In the face of this poverty and corruption, the Maoists have been playing the role of Robin Hood. Tenant farmers told me that they had been freed from the grip of their landlords after a few well-placed Maoist threats. Maoists have swooped down on agriculture banks and recaptured the land deeds that had been put up for collateral by poor farmers who had taken development loans that they couldn't repay. The Maoists set up people's courts where disputes were tried without fees or bribes. Women used the people's courts to successfully prosecute cases of wife beating and rape. Women also convinced the Maoists to ban alcohol to prevent their husbands from squandering money or getting drunk.
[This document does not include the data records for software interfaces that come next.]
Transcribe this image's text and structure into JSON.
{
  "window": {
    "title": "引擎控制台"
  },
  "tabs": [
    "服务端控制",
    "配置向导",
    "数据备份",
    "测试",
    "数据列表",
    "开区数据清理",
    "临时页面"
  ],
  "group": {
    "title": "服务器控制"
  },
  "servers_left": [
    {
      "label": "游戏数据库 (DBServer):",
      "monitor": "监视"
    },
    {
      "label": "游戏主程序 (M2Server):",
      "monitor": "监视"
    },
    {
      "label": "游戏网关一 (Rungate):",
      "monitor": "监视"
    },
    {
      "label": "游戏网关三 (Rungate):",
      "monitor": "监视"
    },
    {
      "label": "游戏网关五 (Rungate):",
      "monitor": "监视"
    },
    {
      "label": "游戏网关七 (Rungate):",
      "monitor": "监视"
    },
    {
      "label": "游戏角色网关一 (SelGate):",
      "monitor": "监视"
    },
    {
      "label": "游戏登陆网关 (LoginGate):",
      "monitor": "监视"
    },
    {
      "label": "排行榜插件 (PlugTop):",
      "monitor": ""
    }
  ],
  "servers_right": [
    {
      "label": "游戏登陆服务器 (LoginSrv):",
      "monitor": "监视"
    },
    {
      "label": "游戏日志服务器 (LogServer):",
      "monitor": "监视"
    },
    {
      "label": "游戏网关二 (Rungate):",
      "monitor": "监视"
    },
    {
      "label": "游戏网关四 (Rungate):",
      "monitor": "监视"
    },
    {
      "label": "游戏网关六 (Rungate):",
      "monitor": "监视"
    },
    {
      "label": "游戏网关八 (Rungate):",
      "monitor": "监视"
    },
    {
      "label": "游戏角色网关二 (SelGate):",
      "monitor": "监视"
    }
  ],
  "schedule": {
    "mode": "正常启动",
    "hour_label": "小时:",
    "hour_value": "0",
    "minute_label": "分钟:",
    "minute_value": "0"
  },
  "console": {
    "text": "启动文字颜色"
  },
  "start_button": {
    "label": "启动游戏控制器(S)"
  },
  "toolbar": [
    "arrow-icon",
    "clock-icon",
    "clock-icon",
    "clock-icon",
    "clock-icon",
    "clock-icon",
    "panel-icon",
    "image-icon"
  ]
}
Agents who enticed village girls to India and then sold them as prostitutes in Bombay -- which happens to about 5,000 young Nepalese women a year -- were caught and punished. Previously they often escaped by giving a cut of their profits to officials. "In my village, people have stopped going to the police and the courts with problems," more than one Nepali told me. "Now they go to the Maoists."

The People's Army itself, which is about one-third female, is another effective public relations tool for the rebels set on winning hearts and minds. "You hear about our fighting," one rebel soldier told me, "but when we come to a village, and hear someone is sick, we harvest their rice for them or fix their roof." The day I traveled to Sindhuli, police boarded a bus on my route and discovered six grenade-bearing Maoists. When they tried to arrest them, the entire village -- 800 people -- surrounded the police, forcing the Maoists' release.
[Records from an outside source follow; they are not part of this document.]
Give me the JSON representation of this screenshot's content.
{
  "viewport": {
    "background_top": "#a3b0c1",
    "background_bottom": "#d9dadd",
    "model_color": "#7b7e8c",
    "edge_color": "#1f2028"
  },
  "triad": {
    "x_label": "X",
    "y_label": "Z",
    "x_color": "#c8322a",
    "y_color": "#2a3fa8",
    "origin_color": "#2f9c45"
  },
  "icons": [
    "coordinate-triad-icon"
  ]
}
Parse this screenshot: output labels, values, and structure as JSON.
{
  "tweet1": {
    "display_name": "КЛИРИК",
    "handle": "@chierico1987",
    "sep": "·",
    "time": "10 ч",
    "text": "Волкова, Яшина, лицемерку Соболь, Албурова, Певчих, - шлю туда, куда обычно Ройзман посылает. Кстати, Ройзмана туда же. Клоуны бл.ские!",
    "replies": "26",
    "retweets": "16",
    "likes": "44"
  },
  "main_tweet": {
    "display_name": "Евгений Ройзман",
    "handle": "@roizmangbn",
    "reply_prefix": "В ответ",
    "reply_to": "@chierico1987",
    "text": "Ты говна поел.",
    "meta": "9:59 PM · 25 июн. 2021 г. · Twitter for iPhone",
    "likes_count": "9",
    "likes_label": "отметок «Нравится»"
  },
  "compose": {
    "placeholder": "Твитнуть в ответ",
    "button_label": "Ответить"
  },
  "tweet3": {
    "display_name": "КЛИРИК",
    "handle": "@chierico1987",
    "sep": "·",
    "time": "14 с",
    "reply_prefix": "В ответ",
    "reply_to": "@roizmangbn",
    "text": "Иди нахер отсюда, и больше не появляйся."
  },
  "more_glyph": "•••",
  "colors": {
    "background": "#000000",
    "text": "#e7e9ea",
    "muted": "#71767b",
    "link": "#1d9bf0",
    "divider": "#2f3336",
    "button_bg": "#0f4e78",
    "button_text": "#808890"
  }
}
The popularity of the Maoists makes their revolutionary theories that much more disturbing. They seemed to have learned nothing from recent history. Comrade Prachanda, the nom de guerre of the top Maoist leader in Nepal, praised Mao in a 1998 interview for saying that one half of the world's population might have to be destroyed so that a totally classless society could be born. "It's not that Mao was irresponsible for saying that," he said. "It was the spirit of making a new world. It was the spirit of transforming the world."

Most of the poor to whom the Maoists have given a measure of misplaced hope don't know anything about Maoist ideology -- its disdain for religion, for example, or its history of cataclysmic purges. They only know that multi-party democracy has so far been synonymous with an abandonment of the kind of social solidarity on which their lives depend, and that the Maoists have raised that tattered flag.
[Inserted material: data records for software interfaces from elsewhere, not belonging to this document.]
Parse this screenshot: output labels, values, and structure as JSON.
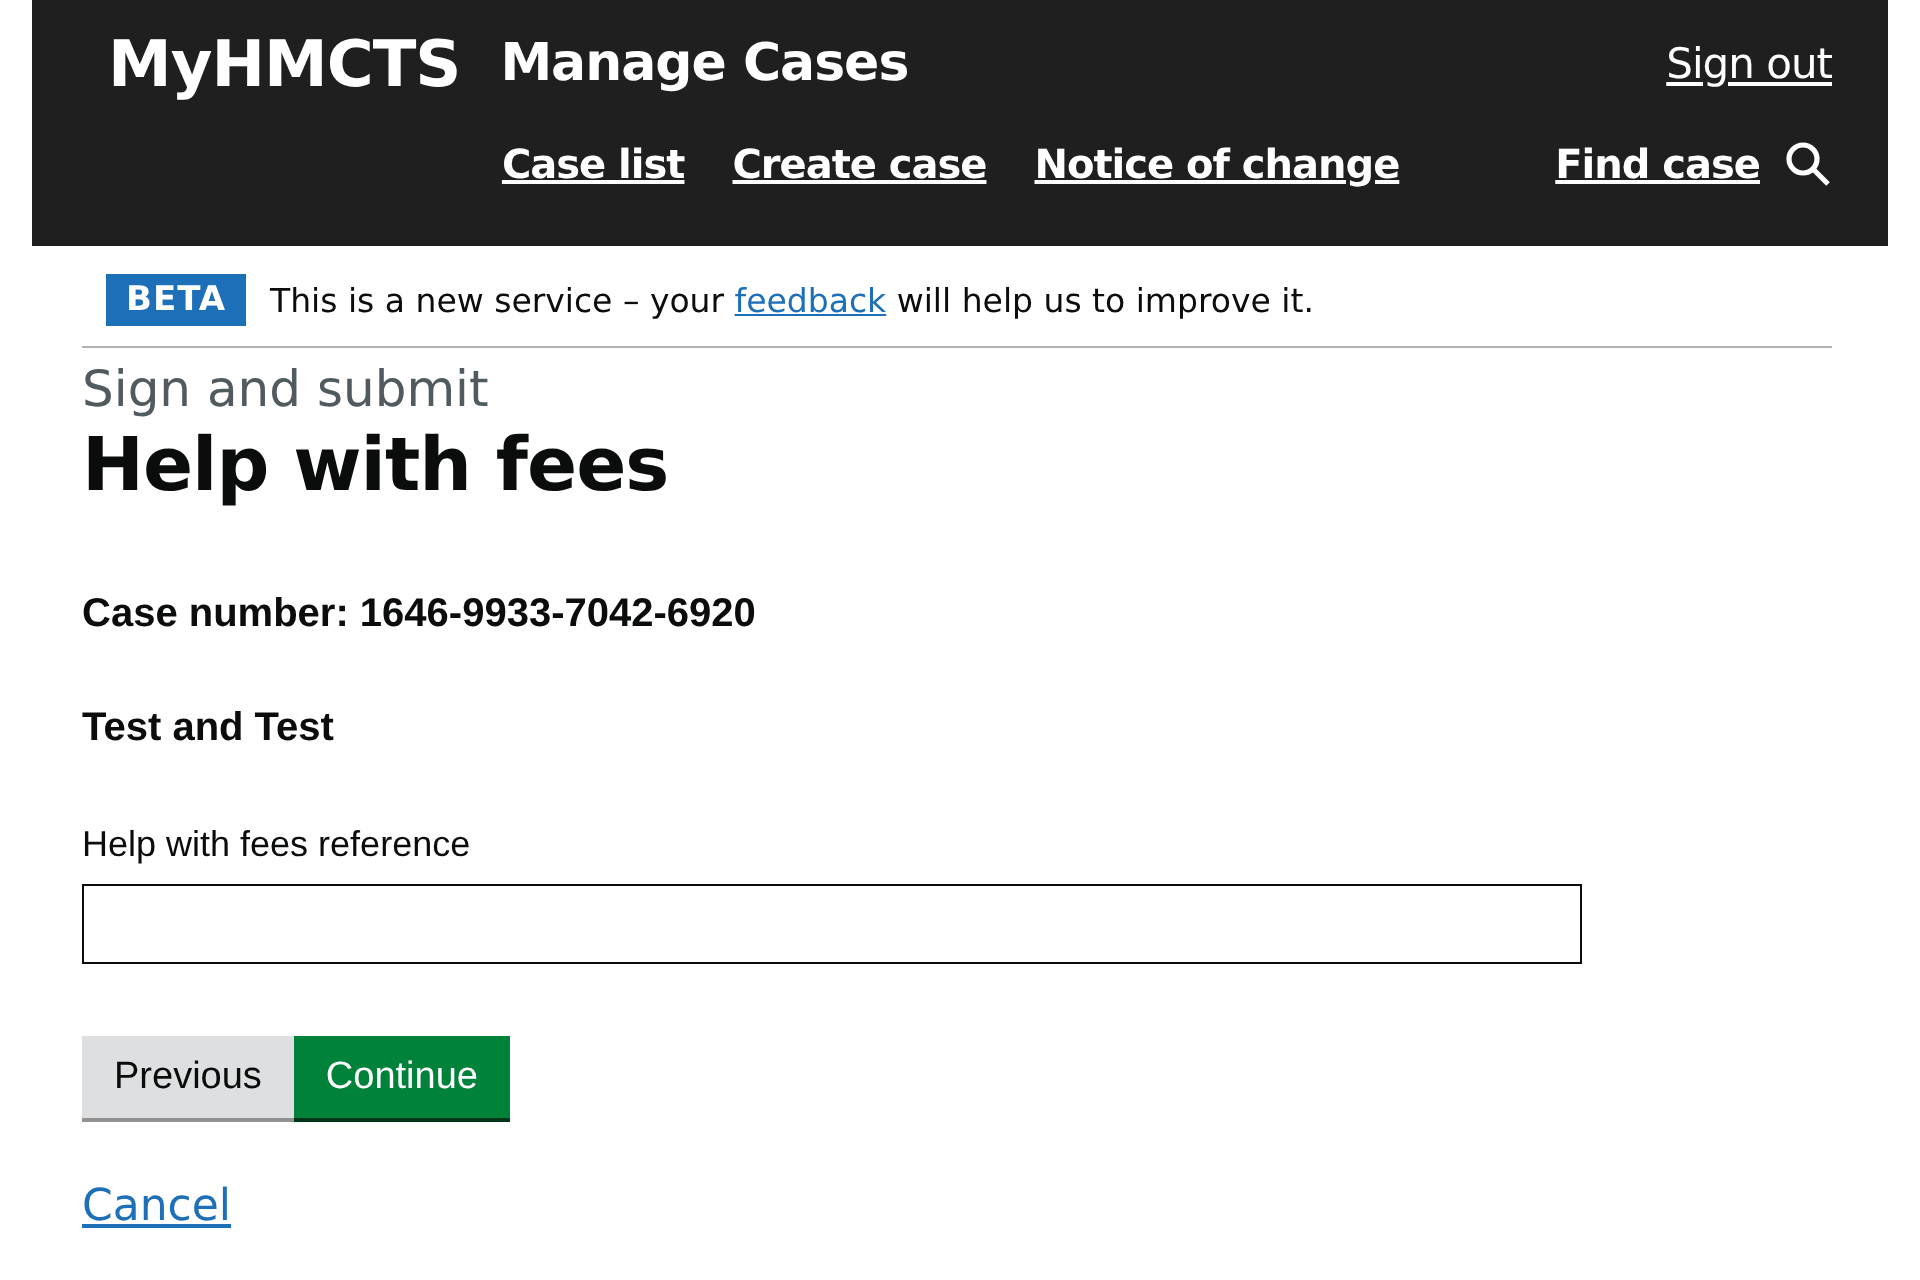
{
  "header": {
    "logo": "MyHMCTS",
    "service": "Manage Cases",
    "sign_out": "Sign out",
    "nav": [
      {
        "label": "Case list"
      },
      {
        "label": "Create case"
      },
      {
        "label": "Notice of change"
      }
    ],
    "find": "Find case"
  },
  "banner": {
    "tag": "BETA",
    "before": "This is a new service – your",
    "link": "feedback",
    "after": "will help us to improve it."
  },
  "caption": "Sign and submit",
  "title": "Help with fees",
  "case_number": "Case number: 1646-9933-7042-6920",
  "parties": "Test and Test",
  "field": {
    "label": "Help with fees reference"
  },
  "buttons": [
    {
      "label": "Previous",
      "kind": "secondary"
    },
    {
      "label": "Continue",
      "kind": "primary"
    }
  ],
  "cancel": "Cancel"
}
The Maoist revolution in Nepal may seem like an insignificant conflict in a faraway place. But it has something to teach us. Two billion of the world's people live in conditions roughly analogous to those of most Nepalese. Many of these people are also experiencing unbearable hardships at least partly associated with economic policies imported from the West. Western democracy's victory over communist totalitarianism was only a respite. Struggles still loom -- whether with communism, fundamentalism or ideologies that haven't yet been named. A democracy that goes to sleep on the job of ensuring the welfare of its people -- including its poorest citizens -- will breed strange monsters.

Micha Odenheimer is a rabbi and journalist who lives in Jerusalem.

Male and female Maoist rebels, at the ready in western Nepal last July.